*** Task input Section Begins ***

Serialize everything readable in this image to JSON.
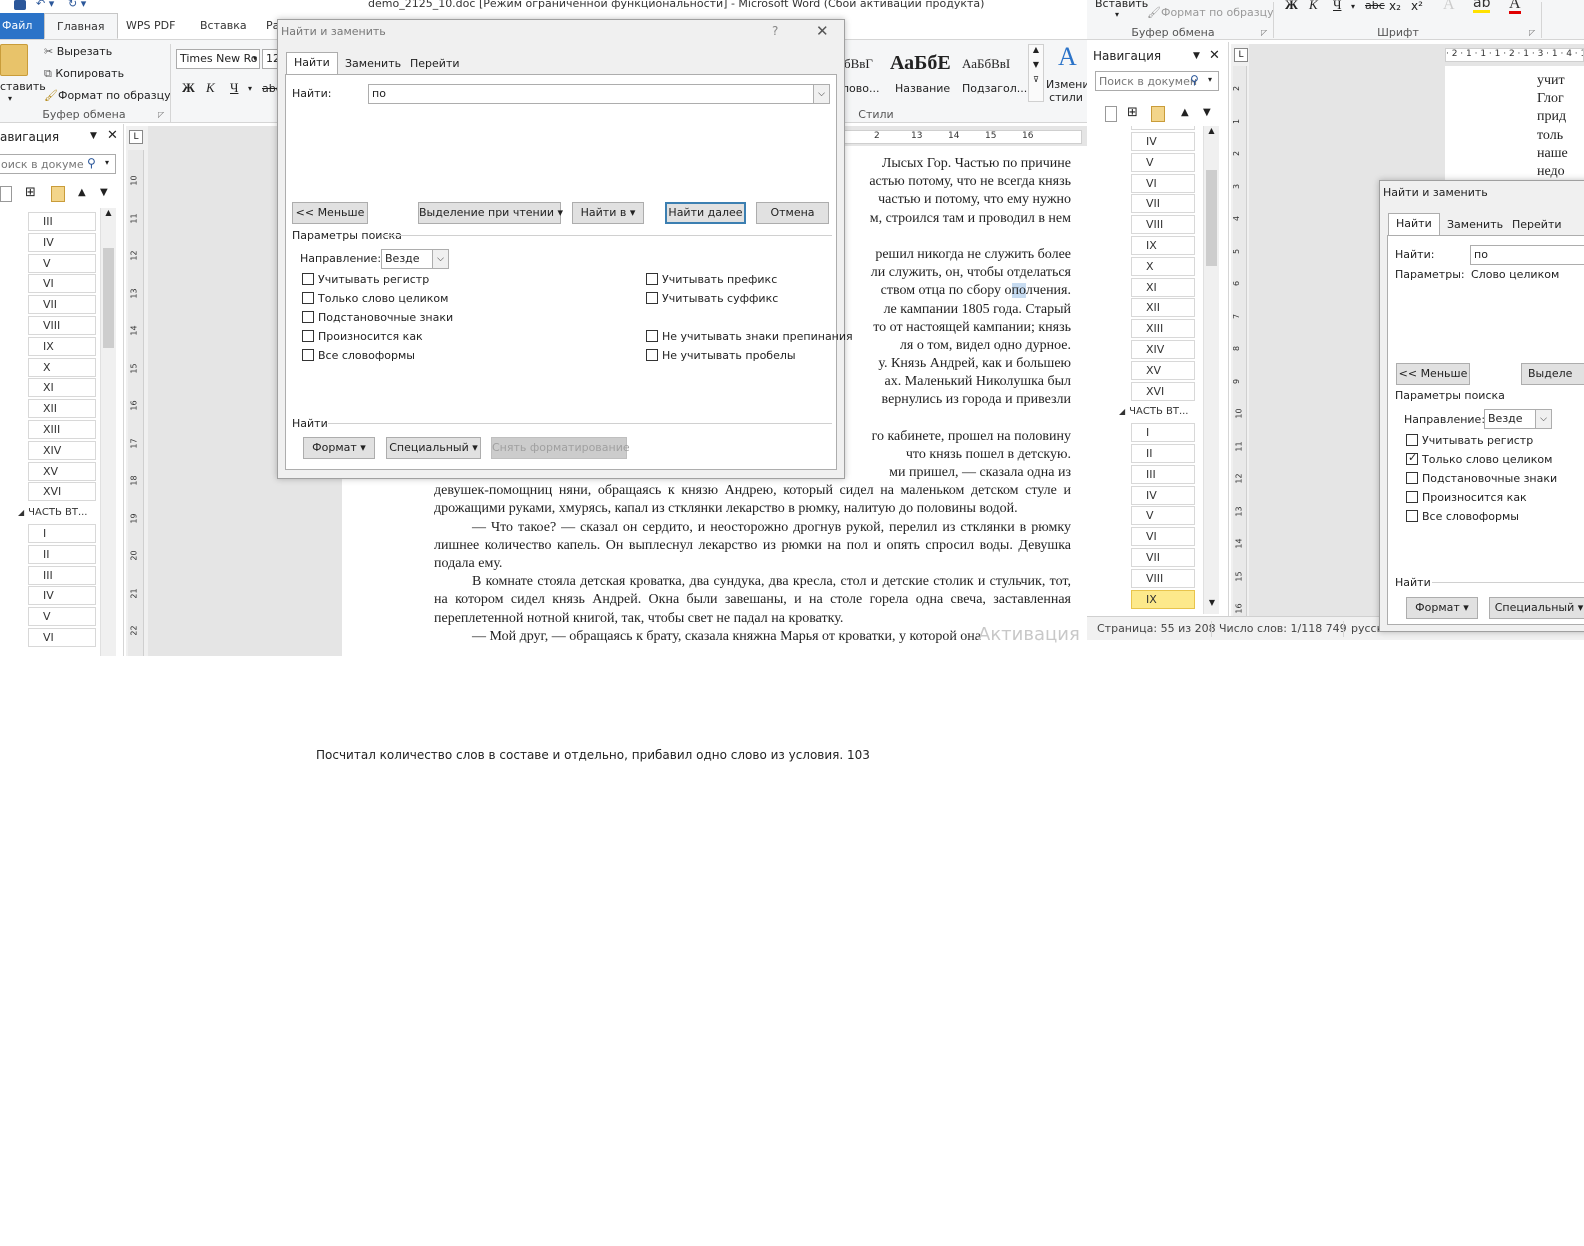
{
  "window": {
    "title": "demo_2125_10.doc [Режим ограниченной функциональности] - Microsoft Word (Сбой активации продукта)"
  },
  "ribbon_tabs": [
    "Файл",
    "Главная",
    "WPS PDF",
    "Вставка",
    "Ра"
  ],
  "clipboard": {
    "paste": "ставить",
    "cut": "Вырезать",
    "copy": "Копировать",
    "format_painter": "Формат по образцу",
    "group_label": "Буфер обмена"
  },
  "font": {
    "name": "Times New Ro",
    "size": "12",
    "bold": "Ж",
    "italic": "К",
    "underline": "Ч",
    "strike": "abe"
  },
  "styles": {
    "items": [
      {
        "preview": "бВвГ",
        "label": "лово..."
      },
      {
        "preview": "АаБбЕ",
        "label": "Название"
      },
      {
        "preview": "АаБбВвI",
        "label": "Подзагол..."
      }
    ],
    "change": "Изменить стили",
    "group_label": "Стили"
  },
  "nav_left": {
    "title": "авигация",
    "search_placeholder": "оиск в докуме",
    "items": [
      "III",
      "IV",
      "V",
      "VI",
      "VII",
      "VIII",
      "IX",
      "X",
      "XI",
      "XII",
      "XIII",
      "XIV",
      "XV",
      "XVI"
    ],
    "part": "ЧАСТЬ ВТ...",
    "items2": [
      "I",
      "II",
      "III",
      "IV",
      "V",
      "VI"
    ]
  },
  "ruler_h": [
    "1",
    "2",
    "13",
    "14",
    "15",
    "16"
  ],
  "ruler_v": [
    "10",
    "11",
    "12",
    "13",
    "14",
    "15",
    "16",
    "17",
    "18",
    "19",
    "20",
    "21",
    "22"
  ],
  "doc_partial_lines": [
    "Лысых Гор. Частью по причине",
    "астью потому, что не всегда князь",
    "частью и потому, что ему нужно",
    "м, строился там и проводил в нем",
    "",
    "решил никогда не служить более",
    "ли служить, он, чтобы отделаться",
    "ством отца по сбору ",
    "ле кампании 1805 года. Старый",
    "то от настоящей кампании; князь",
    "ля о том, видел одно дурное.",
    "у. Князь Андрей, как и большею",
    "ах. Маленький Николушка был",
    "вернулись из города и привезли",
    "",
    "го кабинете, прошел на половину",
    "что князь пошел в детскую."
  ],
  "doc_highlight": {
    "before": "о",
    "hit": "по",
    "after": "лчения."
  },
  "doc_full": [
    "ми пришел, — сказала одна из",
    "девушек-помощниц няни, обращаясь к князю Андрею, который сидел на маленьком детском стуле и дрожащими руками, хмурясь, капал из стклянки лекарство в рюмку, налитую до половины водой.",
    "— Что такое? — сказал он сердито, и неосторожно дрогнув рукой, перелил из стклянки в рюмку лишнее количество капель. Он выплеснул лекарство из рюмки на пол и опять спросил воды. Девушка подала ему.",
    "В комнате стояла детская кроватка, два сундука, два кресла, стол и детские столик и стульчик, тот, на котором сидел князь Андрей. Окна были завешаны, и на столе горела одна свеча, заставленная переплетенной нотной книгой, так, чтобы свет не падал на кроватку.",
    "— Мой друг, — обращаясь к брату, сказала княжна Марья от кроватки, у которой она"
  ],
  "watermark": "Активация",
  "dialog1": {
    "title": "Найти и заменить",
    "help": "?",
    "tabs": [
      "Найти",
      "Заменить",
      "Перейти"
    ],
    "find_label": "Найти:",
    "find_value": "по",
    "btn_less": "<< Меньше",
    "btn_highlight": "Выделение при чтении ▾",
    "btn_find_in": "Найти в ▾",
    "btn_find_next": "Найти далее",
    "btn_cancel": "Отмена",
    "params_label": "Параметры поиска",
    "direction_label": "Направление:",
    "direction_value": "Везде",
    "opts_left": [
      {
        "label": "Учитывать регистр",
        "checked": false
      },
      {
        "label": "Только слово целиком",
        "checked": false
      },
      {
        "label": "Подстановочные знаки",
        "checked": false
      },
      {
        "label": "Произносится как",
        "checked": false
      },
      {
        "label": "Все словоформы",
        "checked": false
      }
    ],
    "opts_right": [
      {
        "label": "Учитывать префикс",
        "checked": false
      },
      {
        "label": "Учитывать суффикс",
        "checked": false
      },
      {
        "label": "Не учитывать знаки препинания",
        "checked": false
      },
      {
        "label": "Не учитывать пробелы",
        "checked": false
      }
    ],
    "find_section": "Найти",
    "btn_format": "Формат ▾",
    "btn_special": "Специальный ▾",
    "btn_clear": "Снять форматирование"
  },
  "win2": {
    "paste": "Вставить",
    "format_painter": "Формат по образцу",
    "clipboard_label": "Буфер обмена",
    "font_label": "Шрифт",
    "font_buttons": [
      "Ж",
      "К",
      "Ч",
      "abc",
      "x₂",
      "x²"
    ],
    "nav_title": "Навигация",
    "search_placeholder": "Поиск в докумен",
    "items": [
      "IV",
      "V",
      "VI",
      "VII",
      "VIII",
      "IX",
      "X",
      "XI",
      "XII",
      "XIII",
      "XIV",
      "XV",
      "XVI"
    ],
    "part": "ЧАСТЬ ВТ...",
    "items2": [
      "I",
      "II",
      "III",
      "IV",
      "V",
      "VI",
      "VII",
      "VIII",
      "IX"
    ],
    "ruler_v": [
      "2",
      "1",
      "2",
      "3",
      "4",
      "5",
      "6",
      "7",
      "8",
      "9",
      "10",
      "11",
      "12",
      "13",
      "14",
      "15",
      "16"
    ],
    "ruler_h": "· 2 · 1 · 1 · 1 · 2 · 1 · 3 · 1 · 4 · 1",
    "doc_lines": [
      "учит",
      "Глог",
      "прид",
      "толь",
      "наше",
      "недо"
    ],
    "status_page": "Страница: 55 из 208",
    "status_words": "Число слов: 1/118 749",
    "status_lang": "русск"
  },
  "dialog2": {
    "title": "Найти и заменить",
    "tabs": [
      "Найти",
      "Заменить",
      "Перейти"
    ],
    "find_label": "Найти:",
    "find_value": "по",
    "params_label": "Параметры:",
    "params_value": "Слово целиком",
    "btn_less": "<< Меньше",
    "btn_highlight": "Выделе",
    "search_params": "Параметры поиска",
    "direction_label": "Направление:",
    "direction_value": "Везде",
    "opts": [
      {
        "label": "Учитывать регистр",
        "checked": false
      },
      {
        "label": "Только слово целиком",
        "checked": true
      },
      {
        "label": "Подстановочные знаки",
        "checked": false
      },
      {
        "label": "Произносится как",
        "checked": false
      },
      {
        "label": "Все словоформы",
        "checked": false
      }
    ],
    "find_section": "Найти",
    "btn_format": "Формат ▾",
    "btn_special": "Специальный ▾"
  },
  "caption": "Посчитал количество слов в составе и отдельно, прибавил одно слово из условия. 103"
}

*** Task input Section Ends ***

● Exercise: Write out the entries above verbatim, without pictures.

● Reply:
Serialize everything readable in this image to JSON.
{
  "window": {
    "title": "demo_2125_10.doc [Режим ограниченной функциональности] - Microsoft Word (Сбой активации продукта)"
  },
  "ribbon_tabs": [
    "Файл",
    "Главная",
    "WPS PDF",
    "Вставка",
    "Ра"
  ],
  "clipboard": {
    "paste": "ставить",
    "cut": "Вырезать",
    "copy": "Копировать",
    "format_painter": "Формат по образцу",
    "group_label": "Буфер обмена"
  },
  "font": {
    "name": "Times New Ro",
    "size": "12",
    "bold": "Ж",
    "italic": "К",
    "underline": "Ч",
    "strike": "abe"
  },
  "styles": {
    "items": [
      {
        "preview": "бВвГ",
        "label": "лово..."
      },
      {
        "preview": "АаБбЕ",
        "label": "Название"
      },
      {
        "preview": "АаБбВвI",
        "label": "Подзагол..."
      }
    ],
    "change": "Изменить стили",
    "group_label": "Стили"
  },
  "nav_left": {
    "title": "авигация",
    "search_placeholder": "оиск в докуме",
    "items": [
      "III",
      "IV",
      "V",
      "VI",
      "VII",
      "VIII",
      "IX",
      "X",
      "XI",
      "XII",
      "XIII",
      "XIV",
      "XV",
      "XVI"
    ],
    "part": "ЧАСТЬ ВТ...",
    "items2": [
      "I",
      "II",
      "III",
      "IV",
      "V",
      "VI"
    ]
  },
  "ruler_h": [
    "1",
    "2",
    "13",
    "14",
    "15",
    "16"
  ],
  "ruler_v": [
    "10",
    "11",
    "12",
    "13",
    "14",
    "15",
    "16",
    "17",
    "18",
    "19",
    "20",
    "21",
    "22"
  ],
  "doc_partial_lines": [
    "Лысых Гор. Частью по причине",
    "астью потому, что не всегда князь",
    "частью и потому, что ему нужно",
    "м, строился там и проводил в нем",
    "",
    "решил никогда не служить более",
    "ли служить, он, чтобы отделаться",
    "ством отца по сбору ",
    "ле кампании 1805 года. Старый",
    "то от настоящей кампании; князь",
    "ля о том, видел одно дурное.",
    "у. Князь Андрей, как и большею",
    "ах. Маленький Николушка был",
    "вернулись из города и привезли",
    "",
    "го кабинете, прошел на половину",
    "что князь пошел в детскую."
  ],
  "doc_highlight": {
    "before": "о",
    "hit": "по",
    "after": "лчения."
  },
  "doc_full": [
    "ми пришел, — сказала одна из",
    "девушек-помощниц няни, обращаясь к князю Андрею, который сидел на маленьком детском стуле и дрожащими руками, хмурясь, капал из стклянки лекарство в рюмку, налитую до половины водой.",
    "— Что такое? — сказал он сердито, и неосторожно дрогнув рукой, перелил из стклянки в рюмку лишнее количество капель. Он выплеснул лекарство из рюмки на пол и опять спросил воды. Девушка подала ему.",
    "В комнате стояла детская кроватка, два сундука, два кресла, стол и детские столик и стульчик, тот, на котором сидел князь Андрей. Окна были завешаны, и на столе горела одна свеча, заставленная переплетенной нотной книгой, так, чтобы свет не падал на кроватку.",
    "— Мой друг, — обращаясь к брату, сказала княжна Марья от кроватки, у которой она"
  ],
  "watermark": "Активация",
  "dialog1": {
    "title": "Найти и заменить",
    "help": "?",
    "tabs": [
      "Найти",
      "Заменить",
      "Перейти"
    ],
    "find_label": "Найти:",
    "find_value": "по",
    "btn_less": "<< Меньше",
    "btn_highlight": "Выделение при чтении ▾",
    "btn_find_in": "Найти в ▾",
    "btn_find_next": "Найти далее",
    "btn_cancel": "Отмена",
    "params_label": "Параметры поиска",
    "direction_label": "Направление:",
    "direction_value": "Везде",
    "opts_left": [
      {
        "label": "Учитывать регистр",
        "checked": false
      },
      {
        "label": "Только слово целиком",
        "checked": false
      },
      {
        "label": "Подстановочные знаки",
        "checked": false
      },
      {
        "label": "Произносится как",
        "checked": false
      },
      {
        "label": "Все словоформы",
        "checked": false
      }
    ],
    "opts_right": [
      {
        "label": "Учитывать префикс",
        "checked": false
      },
      {
        "label": "Учитывать суффикс",
        "checked": false
      },
      {
        "label": "Не учитывать знаки препинания",
        "checked": false
      },
      {
        "label": "Не учитывать пробелы",
        "checked": false
      }
    ],
    "find_section": "Найти",
    "btn_format": "Формат ▾",
    "btn_special": "Специальный ▾",
    "btn_clear": "Снять форматирование"
  },
  "win2": {
    "paste": "Вставить",
    "format_painter": "Формат по образцу",
    "clipboard_label": "Буфер обмена",
    "font_label": "Шрифт",
    "font_buttons": [
      "Ж",
      "К",
      "Ч",
      "abc",
      "x₂",
      "x²"
    ],
    "nav_title": "Навигация",
    "search_placeholder": "Поиск в докумен",
    "items": [
      "IV",
      "V",
      "VI",
      "VII",
      "VIII",
      "IX",
      "X",
      "XI",
      "XII",
      "XIII",
      "XIV",
      "XV",
      "XVI"
    ],
    "part": "ЧАСТЬ ВТ...",
    "items2": [
      "I",
      "II",
      "III",
      "IV",
      "V",
      "VI",
      "VII",
      "VIII",
      "IX"
    ],
    "ruler_v": [
      "2",
      "1",
      "2",
      "3",
      "4",
      "5",
      "6",
      "7",
      "8",
      "9",
      "10",
      "11",
      "12",
      "13",
      "14",
      "15",
      "16"
    ],
    "ruler_h": "· 2 · 1 · 1 · 1 · 2 · 1 · 3 · 1 · 4 · 1",
    "doc_lines": [
      "учит",
      "Глог",
      "прид",
      "толь",
      "наше",
      "недо"
    ],
    "status_page": "Страница: 55 из 208",
    "status_words": "Число слов: 1/118 749",
    "status_lang": "русск"
  },
  "dialog2": {
    "title": "Найти и заменить",
    "tabs": [
      "Найти",
      "Заменить",
      "Перейти"
    ],
    "find_label": "Найти:",
    "find_value": "по",
    "params_label": "Параметры:",
    "params_value": "Слово целиком",
    "btn_less": "<< Меньше",
    "btn_highlight": "Выделе",
    "search_params": "Параметры поиска",
    "direction_label": "Направление:",
    "direction_value": "Везде",
    "opts": [
      {
        "label": "Учитывать регистр",
        "checked": false
      },
      {
        "label": "Только слово целиком",
        "checked": true
      },
      {
        "label": "Подстановочные знаки",
        "checked": false
      },
      {
        "label": "Произносится как",
        "checked": false
      },
      {
        "label": "Все словоформы",
        "checked": false
      }
    ],
    "find_section": "Найти",
    "btn_format": "Формат ▾",
    "btn_special": "Специальный ▾"
  },
  "caption": "Посчитал количество слов в составе и отдельно, прибавил одно слово из условия. 103"
}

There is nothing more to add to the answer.